Talk of Mariposa may have faded, but the botnet is still very active. Some new occurrences have been observed here and merit reporting for those still following the story.
The origins of the Mariposa botnet for Defence Intelligence goes back to the observance of a suspicious domain that was being queried for quite frequently.
Butterfly.bigmoney.biz had popped up in our radar as unusual in both its name and the volume of queries for it that were being made. With some fairly extensive analysis, our investigation revealed some other domains of interest:
These four, butterfly.bigmoney.biz included, had proved to be command and control domains for the botnet.
On October 4th an update occurred and new domains were contacted.
The latter of these has taken on a much different role over time. Communication to 184.108.40.206, where thejacksonfive.mobi was also pointed, was readily seen after the 4th. Various commands to Mariposa were being issued from this IP, including one to spread itself across MSN using the drop site URL http://obamawebcam.com/load.php. The file to be dropped was named bin.exe but the spread on our test system was ineffective at the time. A Virustotal report showed detections as palevo as many of the malware behind Mariposa are labeled. Several other binaries were also downloaded, most of them from rapidshare.com.

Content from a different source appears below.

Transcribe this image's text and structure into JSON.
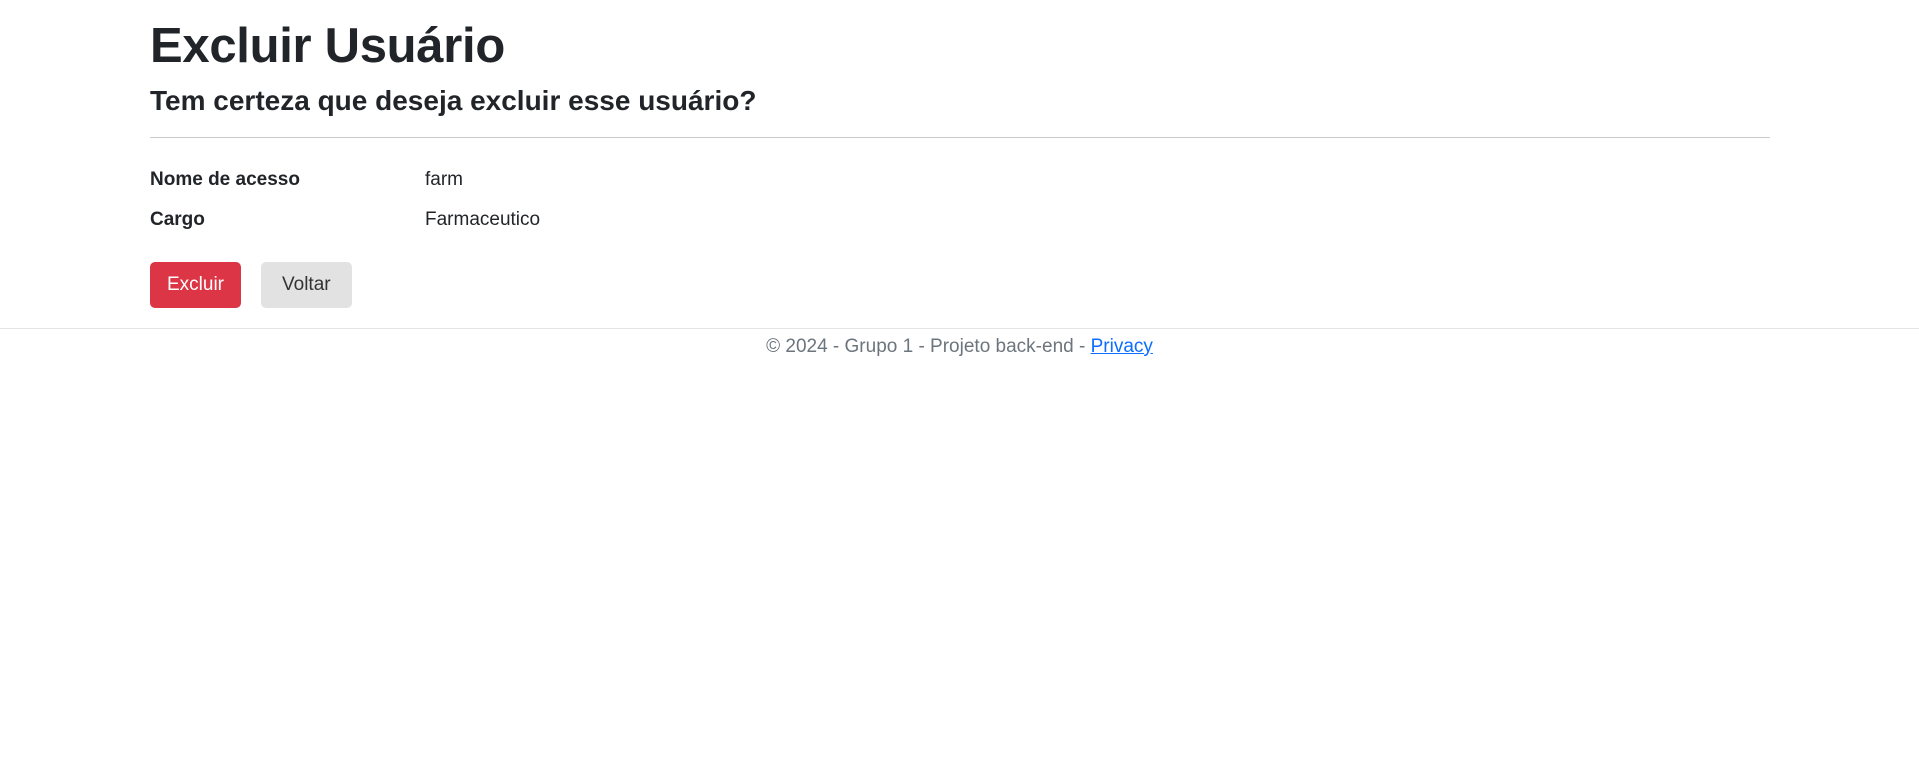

Recently, on November 3rd, a new binary was grabbed from rapidshare as instructed by butterfly.bigmoney.biz. This file, named blackjackson.exe, was found to be version 1.92 of the BlackEnergy DDOS bot and along with its installation came a new C&C domain, thejacksonfive.us. Both thejacksonfive.us and thejacksonfive.mobi are now also used as web based GUI controls for BlackEnergy.
A good writeup on BlackEnergy can be found in Arbor’s BlackEnergy+DDoS+Bot+Analysis.pdf. A third related domain, tamiflux.net, is also used as a web interface for the DDOS malware and is currently the only one blacklisted by Firefox.
On November 4th, thejacksonfive.us issued a command to begin an HTTP GET request flood of three domains and one IP:
220.127.116.11 (the IP address for saaid.net)
These Saudi Arabian sites appear to be forums for religious and regional political discussion so the motivation behind the attacks may also be religious or political. Al-hora.com has been targeted for “censorship” for quite some time now and has apparently been kept offline since December 2007. Read more at www.rsf.org. Currently, of the sites being targeted, only saaid.net has managed to recover from the attacks.
On November 5th, thejacksonfive.us site changed orders to alter the attack slightly, using a syn flood instead of a GET request flood and only targeting islamlight.net and saaid.net. This alteration was likely made in response to saaid.net’s sustained presence online. (They talk about the attack on the home page.) Tamiflux.net is HTTP flooding the same domains.
Gaining some insight into the attacks we’ve discovered that the DDOS botnet has about 5500 members under active control at any given time, and over 60,000 unique compromised systems. This is rather small however compared to the 1.5 million unique computers we believe to be members of the Mariposa botnet.
The Mariposa botnet has continued to grow in size since we first observed it in May and has far surpassed our original estimation of 150 to 200k compromised systems. The distribution of compromised systems is fairly wide but concentrations are obvious in Central America, Europe and South Korea.